As the Citywalk Concert Plaza on Ferguson’s South Florissant Road is plunged into verbal war, a small country band patiently waits under a pavilion for its chance to continue performing.
As arguments between concert-goers and protesters intensify, police begin to separate the two parties, and it becomes evident to the band that its gig has come to an early end.

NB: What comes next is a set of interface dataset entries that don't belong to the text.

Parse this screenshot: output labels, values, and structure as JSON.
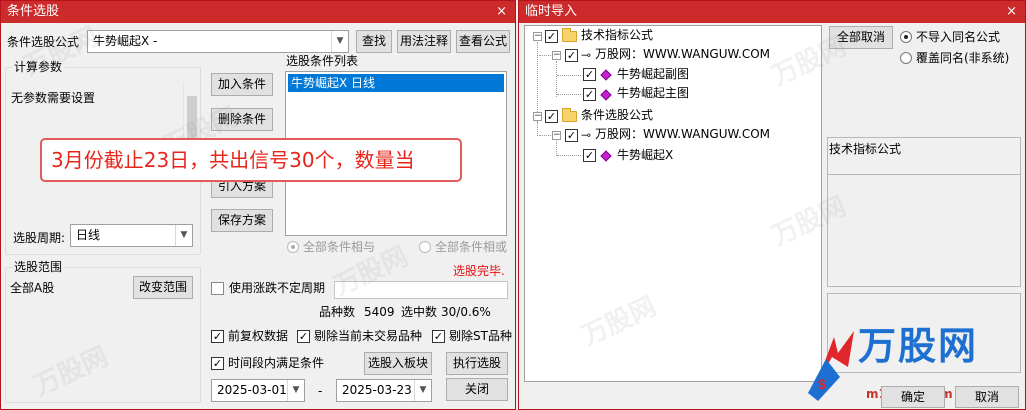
{
  "left": {
    "title": "条件选股",
    "close_glyph": "×",
    "formula_label": "条件选股公式",
    "formula_value": "牛势崛起X  -",
    "find_btn": "查找",
    "usage_btn": "用法注释",
    "view_btn": "查看公式",
    "calc_group": "计算参数",
    "no_param_text": "无参数需要设置",
    "period_label": "选股周期:",
    "period_value": "日线",
    "scope_group": "选股范围",
    "scope_value": "全部A股",
    "change_scope_btn": "改变范围",
    "add_cond_btn": "加入条件",
    "del_cond_btn": "删除条件",
    "import_plan_btn": "引入方案",
    "save_plan_btn": "保存方案",
    "cond_list_label": "选股条件列表",
    "cond_items": [
      "牛势崛起X  日线"
    ],
    "radio_and": "全部条件相与",
    "radio_or": "全部条件相或",
    "status_done": "选股完毕.",
    "use_flex_label": "使用涨跌不定周期",
    "variety_label": "品种数",
    "variety_value": "5409",
    "selected_label": "选中数",
    "selected_value": "30/0.6%",
    "pre_adjust_label": "前复权数据",
    "remove_untraded_label": "剔除当前未交易品种",
    "remove_st_label": "剔除ST品种",
    "period_satisfy_label": "时间段内满足条件",
    "to_board_btn": "选股入板块",
    "run_btn": "执行选股",
    "date_from": "2025-03-01",
    "date_sep": "-",
    "date_to": "2025-03-23",
    "close_btn": "关闭",
    "callout": "3月份截止23日，共出信号30个，数量当"
  },
  "right": {
    "title": "临时导入",
    "close_glyph": "×",
    "tree": {
      "tech_folder": "技术指标公式",
      "tech_site": "万股网：WWW.WANGUW.COM",
      "tech_items": [
        "牛势崛起副图",
        "牛势崛起主图"
      ],
      "cond_folder": "条件选股公式",
      "cond_site": "万股网：WWW.WANGUW.COM",
      "cond_items": [
        "牛势崛起X"
      ]
    },
    "cancel_all_btn": "全部取消",
    "opt_no_import": "不导入同名公式",
    "opt_overwrite": "覆盖同名(非系统)",
    "info_label": "技术指标公式",
    "ok_btn": "确定",
    "cancel_btn": "取消",
    "logo_text": "万股网",
    "logo_sub": "m11082.com"
  },
  "colors": {
    "title_bar": "#cd2a2b",
    "selection": "#0078d7",
    "callout_text": "#e8251b",
    "status_red": "#e81010",
    "logo_blue": "#1d6fd1",
    "logo_red": "#e0262b"
  }
}
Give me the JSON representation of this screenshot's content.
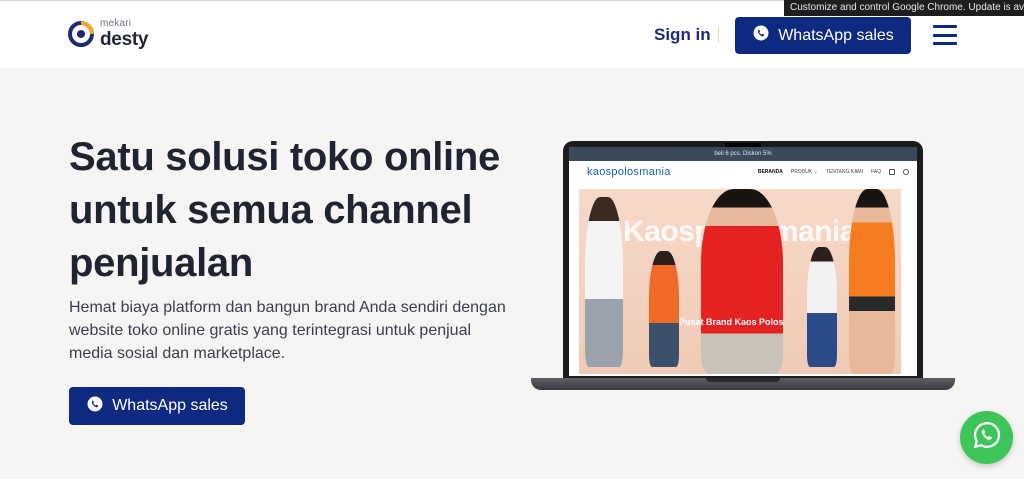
{
  "browser": {
    "automation_banner": "Customize and control Google Chrome. Update is available"
  },
  "header": {
    "logo_small": "mekari",
    "logo_big": "desty",
    "signin_label": "Sign in",
    "whatsapp_label": "WhatsApp sales"
  },
  "hero": {
    "title": "Satu solusi toko online untuk semua channel penjualan",
    "description": "Hemat biaya platform dan bangun brand Anda sendiri dengan website toko online gratis yang terintegrasi untuk penjual media sosial dan marketplace.",
    "whatsapp_label": "WhatsApp sales"
  },
  "preview_site": {
    "promo": "beli 6 pcs. Diskon 5%",
    "logo": "kaospolosmania",
    "nav": [
      "BERANDA",
      "PRODUK ⌄",
      "TENTANG KAMI",
      "FAQ"
    ],
    "banner_title": "Kaospolosmania",
    "banner_subtitle": "Pusat Brand Kaos Polos"
  },
  "colors": {
    "primary": "#0e2a80",
    "whatsapp_green": "#3ec55a",
    "background": "#f6f5f4"
  },
  "icons": {
    "whatsapp": "whatsapp-icon",
    "menu": "hamburger-menu-icon"
  }
}
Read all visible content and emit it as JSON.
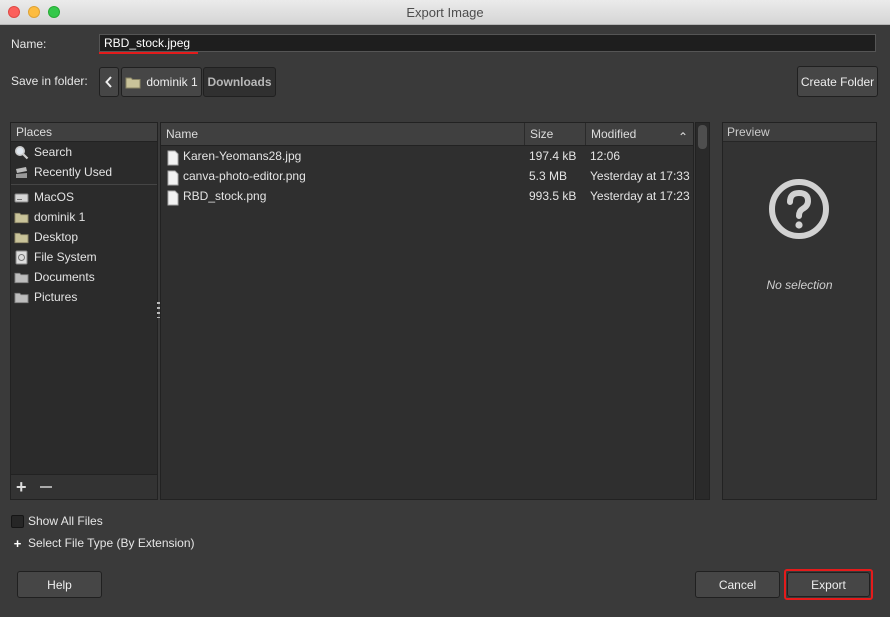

The guitarist packs up his instrument with an expression of exasperated disappointment, but a glimmer of understanding shows on his face as the booming chants surrounding him continue to ring out: “Hands up, don’t shoot!”
Such words have been repeated across St. Louis and across the country the past week, as the “Black Lives Matter” movement has been reawakened by the police-involved shootings of Alton Sterling and Philando Castile, both caught to some extent on video.
Protests came to the St. Louis area on July 8, in a peaceful downtown march that later turned into a more confrontational rally in Ferguson.
“I don’t think police officers should have certain protections,” Johnathan McFarland said about the main point of the protests, which he organized through Facebook. “They are part of the citizenry too.”
Protesters gathered at 4:30 p.m. to march through the streets of downtown and eventually finish at City Hall with a moment of silence.
They reconvened at 8 p.m. across the street from the Ferguson Police Department on South Florissant, then began the night by marching down the street to interrupt the Citywalk Concert, where they chanted, demonstrated signs and got into altercations with several concert-goers.
Kip Loui, the guitarist for the band at the Citywalk Concert, is also a teacher at Webster Groves High School.
“Right message, perhaps the wrong target,” Loui said. “Shutting down a country band may not have been the best approach, but some messed up stuff happened this week, and you know, part of me understands it.”
The “messed up stuff” Loui spoke of was in reference to not only the Sterling and Castile shootings, but the mass shooting that killed five police officers at a rally in Dallas the night before. The Dallas shooting added to the tension between protesters and police at the rallies in St. Louis, but the police downtown and in Ferguson had different approaches to handling the protests.
Whereas the St. Louis PD monitored marchers but avoided conflict by allowing them to occupy the streets and interrupt rush hour traffic, the Ferguson PD issued early warnings that arrests would be made to those who strayed from the sidewalk.
“People want to be heard. We understand that, but moms and dads are trying to get home with their kids,” Lieutenant Harry Dilworth said. “You have to balance the two.”
Unfazed if not motivated by the warnings, protesters marched back down South Florissant toward the police department then turned and faced the police cars with their hands held up, refusing to leave the road. Hesitant onlooking protesters on the sidewalk began going onto the street to join in again when others lay down on their backs in the middle of the street, much like when they lay across the steps to City Hall in downtown earlier that evening.
After about 10 more minutes, protesters started to get back on their feet, and police immediately began to make arrests.
After an estimated six to eight people were arrested, including one photographer, officers and protesters alike walked to the front of the PD building to socialize while waiting for the releases of those detained. Relations between the two groups, previously tense and hostile, were now friendly and even joking.
“A lot of people respect us, but they don’t respect what we do for a living,” Dilworth said. “If I put on a hoodie and walk down the street, you can’t tell me from the next guy.”
“We’ve done every single computation of things you can do. It’s really a game of cat and mouse,”protester Tony Rice said. Rice has been a leader in the St. Louis area Black Lives Matter movement for two years, and he estimated he’s been a part of 200 protests during that time. “It’s been a learning experience for both sides,” he said.
Rice said about the purpose of consistently holding protests, “The only other way to invoke change is voting, and every two years, four years, that’s a long wait when you feel like you’re experiencing injustice.”
WGHS junior Danielle Daniels, who felt the same way as Rice, organized a “Protest with a Purpose” on Facebook for Webster students because she “thought it would make a change in our community.”
The rally was last Monday, July 11, at 1:30 p.m. About 40 students wearing black clothing met at the high school and marched to City Hall and back, setting down their signs to join hands in a circle in front of City Hall first.
“If someone gets pulled over, we don’t want them to be racially profiled,” Daniels said. “We just want the police to respect us as much as we respect them.”